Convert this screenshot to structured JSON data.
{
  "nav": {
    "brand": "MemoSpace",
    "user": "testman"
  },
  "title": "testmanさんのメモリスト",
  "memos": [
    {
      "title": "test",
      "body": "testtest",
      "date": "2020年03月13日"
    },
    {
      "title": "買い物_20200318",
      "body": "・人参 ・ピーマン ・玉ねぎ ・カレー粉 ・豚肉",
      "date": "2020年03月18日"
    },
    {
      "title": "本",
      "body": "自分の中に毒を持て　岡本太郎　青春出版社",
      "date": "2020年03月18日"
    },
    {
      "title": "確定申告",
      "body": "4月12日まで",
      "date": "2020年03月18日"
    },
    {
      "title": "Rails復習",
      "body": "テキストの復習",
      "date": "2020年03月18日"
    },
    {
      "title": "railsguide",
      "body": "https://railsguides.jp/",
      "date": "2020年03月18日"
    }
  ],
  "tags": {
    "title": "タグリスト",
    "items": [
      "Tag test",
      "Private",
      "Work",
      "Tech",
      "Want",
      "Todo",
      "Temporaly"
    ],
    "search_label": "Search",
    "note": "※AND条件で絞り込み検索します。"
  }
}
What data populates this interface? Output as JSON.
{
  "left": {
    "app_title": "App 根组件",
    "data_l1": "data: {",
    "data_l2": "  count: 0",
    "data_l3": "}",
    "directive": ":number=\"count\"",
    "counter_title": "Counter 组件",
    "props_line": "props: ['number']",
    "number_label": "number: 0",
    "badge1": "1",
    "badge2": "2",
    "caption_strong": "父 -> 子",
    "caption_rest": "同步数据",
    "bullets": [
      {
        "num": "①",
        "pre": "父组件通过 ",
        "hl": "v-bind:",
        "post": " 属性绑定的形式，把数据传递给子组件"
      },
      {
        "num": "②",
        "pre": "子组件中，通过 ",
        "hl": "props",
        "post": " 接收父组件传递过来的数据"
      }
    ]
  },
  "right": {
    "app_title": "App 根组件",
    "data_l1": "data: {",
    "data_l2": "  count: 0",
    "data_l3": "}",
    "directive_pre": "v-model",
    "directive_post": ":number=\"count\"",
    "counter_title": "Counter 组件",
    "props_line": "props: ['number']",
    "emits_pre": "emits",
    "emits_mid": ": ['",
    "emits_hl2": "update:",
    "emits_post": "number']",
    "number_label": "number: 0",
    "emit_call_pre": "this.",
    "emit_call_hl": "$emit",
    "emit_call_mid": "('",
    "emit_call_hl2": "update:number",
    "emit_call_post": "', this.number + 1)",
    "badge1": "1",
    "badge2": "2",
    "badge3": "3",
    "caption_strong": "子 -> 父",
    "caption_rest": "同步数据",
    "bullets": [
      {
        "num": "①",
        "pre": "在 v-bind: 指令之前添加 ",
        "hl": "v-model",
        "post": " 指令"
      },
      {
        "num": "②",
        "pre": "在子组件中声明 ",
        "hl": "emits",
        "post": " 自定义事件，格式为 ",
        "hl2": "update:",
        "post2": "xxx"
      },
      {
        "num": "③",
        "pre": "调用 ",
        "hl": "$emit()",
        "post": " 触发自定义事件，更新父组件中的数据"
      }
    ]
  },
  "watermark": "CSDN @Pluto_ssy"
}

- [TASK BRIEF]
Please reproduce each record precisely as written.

- [RESPONSE TO THIS EXERCISE]
Convert this screenshot to structured JSON data.
{
  "nav": {
    "brand": "MemoSpace",
    "user": "testman"
  },
  "title": "testmanさんのメモリスト",
  "memos": [
    {
      "title": "test",
      "body": "testtest",
      "date": "2020年03月13日"
    },
    {
      "title": "買い物_20200318",
      "body": "・人参 ・ピーマン ・玉ねぎ ・カレー粉 ・豚肉",
      "date": "2020年03月18日"
    },
    {
      "title": "本",
      "body": "自分の中に毒を持て　岡本太郎　青春出版社",
      "date": "2020年03月18日"
    },
    {
      "title": "確定申告",
      "body": "4月12日まで",
      "date": "2020年03月18日"
    },
    {
      "title": "Rails復習",
      "body": "テキストの復習",
      "date": "2020年03月18日"
    },
    {
      "title": "railsguide",
      "body": "https://railsguides.jp/",
      "date": "2020年03月18日"
    }
  ],
  "tags": {
    "title": "タグリスト",
    "items": [
      "Tag test",
      "Private",
      "Work",
      "Tech",
      "Want",
      "Todo",
      "Temporaly"
    ],
    "search_label": "Search",
    "note": "※AND条件で絞り込み検索します。"
  }
}
What data populates this interface? Output as JSON.
{
  "left": {
    "app_title": "App 根组件",
    "data_l1": "data: {",
    "data_l2": "  count: 0",
    "data_l3": "}",
    "directive": ":number=\"count\"",
    "counter_title": "Counter 组件",
    "props_line": "props: ['number']",
    "number_label": "number: 0",
    "badge1": "1",
    "badge2": "2",
    "caption_strong": "父 -> 子",
    "caption_rest": "同步数据",
    "bullets": [
      {
        "num": "①",
        "pre": "父组件通过 ",
        "hl": "v-bind:",
        "post": " 属性绑定的形式，把数据传递给子组件"
      },
      {
        "num": "②",
        "pre": "子组件中，通过 ",
        "hl": "props",
        "post": " 接收父组件传递过来的数据"
      }
    ]
  },
  "right": {
    "app_title": "App 根组件",
    "data_l1": "data: {",
    "data_l2": "  count: 0",
    "data_l3": "}",
    "directive_pre": "v-model",
    "directive_post": ":number=\"count\"",
    "counter_title": "Counter 组件",
    "props_line": "props: ['number']",
    "emits_pre": "emits",
    "emits_mid": ": ['",
    "emits_hl2": "update:",
    "emits_post": "number']",
    "number_label": "number: 0",
    "emit_call_pre": "this.",
    "emit_call_hl": "$emit",
    "emit_call_mid": "('",
    "emit_call_hl2": "update:number",
    "emit_call_post": "', this.number + 1)",
    "badge1": "1",
    "badge2": "2",
    "badge3": "3",
    "caption_strong": "子 -> 父",
    "caption_rest": "同步数据",
    "bullets": [
      {
        "num": "①",
        "pre": "在 v-bind: 指令之前添加 ",
        "hl": "v-model",
        "post": " 指令"
      },
      {
        "num": "②",
        "pre": "在子组件中声明 ",
        "hl": "emits",
        "post": " 自定义事件，格式为 ",
        "hl2": "update:",
        "post2": "xxx"
      },
      {
        "num": "③",
        "pre": "调用 ",
        "hl": "$emit()",
        "post": " 触发自定义事件，更新父组件中的数据"
      }
    ]
  },
  "watermark": "CSDN @Pluto_ssy"
}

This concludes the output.